Accommodating Your Schedule
Some studies only require a single visit, while others require many visits over a longer period of time. Study visits can also vary in length — one study might only require a quick blood draw, while another may require several hours of testing. Ask the research team about the time commitment for the trial so you know how many visits you will need to make and how long they will last.
If the trial is taking place at your care center, the research team can coordinate with your CF care team so that you can do the study visit and your regular quarterly visit on the same day. Appointments can be moved to the beginning or end of the day to accommodate your work schedule.
If you believe there are other obstacles to participating, your research team might be able to engage in some creative problem-solving with you. For example, some parents have had problems with schools allowing time off for children with CF to participate in clinical trials. If that is the case, your care center doctor can send a letter to the school stating why the children need to participate.
Traveling to a Different Care Center
Some trials may take place at your usual care center, but other trials are happening at different care centers all over the country. You can ask to participate in any clinical trial you qualify for, regardless of location.
If you choose to participate in a trial that is farther away, you'll need to think about travel to the study site:
- Will you drive, fly, or take other transportation to get there?
- Will you need to stay overnight in a hotel?
- Will you need to take time off from work?
- Will you need child care during the study visit?
In some cases, the research team may be able to arrange for some of the study visits to take place closer to you. For Brandon Erhart, an adult who has CF, the research team was able to arrange for him to get the study's routine blood draws at a hospital close to his college campus. This saved him from having to travel two hours to get them done at the study site.
“I've just had nothing but collaboration on all ends, which has been really positive.”
-- Brandon Erhart, who participated in three CF clinical trials
Compensation and Reimbursement
You will not be charged a fee to participate in a clinical trial, but you may incur expenses as a result of participating.
Most studies offer reimbursement for these kinds of study-related expenses:
- Hotel stay
Some expenses, such as child care, may not be covered. Before enrolling in a trial, ask the research team if these costs will be reimbursed.
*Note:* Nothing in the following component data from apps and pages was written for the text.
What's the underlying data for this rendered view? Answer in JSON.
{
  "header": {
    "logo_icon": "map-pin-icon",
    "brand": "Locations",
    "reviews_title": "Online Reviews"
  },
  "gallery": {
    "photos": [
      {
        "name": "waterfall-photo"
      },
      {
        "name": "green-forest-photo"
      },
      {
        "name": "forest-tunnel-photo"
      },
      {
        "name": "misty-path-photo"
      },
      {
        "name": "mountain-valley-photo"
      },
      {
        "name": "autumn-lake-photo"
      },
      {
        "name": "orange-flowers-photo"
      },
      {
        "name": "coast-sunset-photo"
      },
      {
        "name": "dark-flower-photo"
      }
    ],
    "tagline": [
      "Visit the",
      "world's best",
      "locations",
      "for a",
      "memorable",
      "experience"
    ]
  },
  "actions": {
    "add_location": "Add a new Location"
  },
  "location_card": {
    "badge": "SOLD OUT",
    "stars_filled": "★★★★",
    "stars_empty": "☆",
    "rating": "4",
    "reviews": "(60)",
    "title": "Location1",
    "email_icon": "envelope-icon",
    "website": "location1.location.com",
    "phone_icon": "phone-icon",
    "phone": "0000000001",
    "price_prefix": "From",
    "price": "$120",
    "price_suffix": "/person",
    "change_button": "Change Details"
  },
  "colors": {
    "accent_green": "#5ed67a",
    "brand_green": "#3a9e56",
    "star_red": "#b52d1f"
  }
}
If the trial is more than 200 miles away, the study sponsor will usually cover the cost of flying. For minors, the study sponsor will pay for the participant and one parent or guardian. Consideration may be given to offsetting the travel costs of a travel companion for adults.
If you are unable to cover study-related expenses upfront, ask the research team if they can make arrangements for you. They may be able to cover certain costs — such as providing a prepaid gas card or a ride service to and from study visits – so that you don’t need to wait to be reimbursed.
How Does Compensation Work?
In addition to reimbursing your expenses, some clinical trials may compensate you for participating. This is a decision made by the trial sponsor, who is paying for the study. You will receive information about compensation during the informed consent process before the study begins.
Compensation varies and is given to pay for your time. It can help offset the costs of participating that are not reimbursed, such as time taken off from work. For trials within the Therapeutics Development Network, the most recent guidelines for compensation for a participant (or a parent who needs to take time off of work to bring a child in for a study visit) suggest a maximum of $30 an hour, up to a maximum of $300 for a single visit. These amounts may be adjusted in areas where the cost of living is higher than the rest of the country.
The Cystic Fibrosis Foundation spearheaded an effort to ensure that those with rare diseases such as CF can receive compensation for participating in clinical trials without losing critical benefits. The Ensuring Access to Clinical Trials Act allows participants in clinical trials for rare disease therapies to receive up to $2,000 a year without that compensation affecting their eligibility for Supplemental Security Income or Medicaid benefits.
Compensation and Taxes
The IRS requires research institutions to report compensation to clinical trial participants if the amount is $600 or more a year. Your study site will send you IRS Form 1099 as a record of this payment for you to include with your tax return. Reimbursement of expenses is not considered compensation.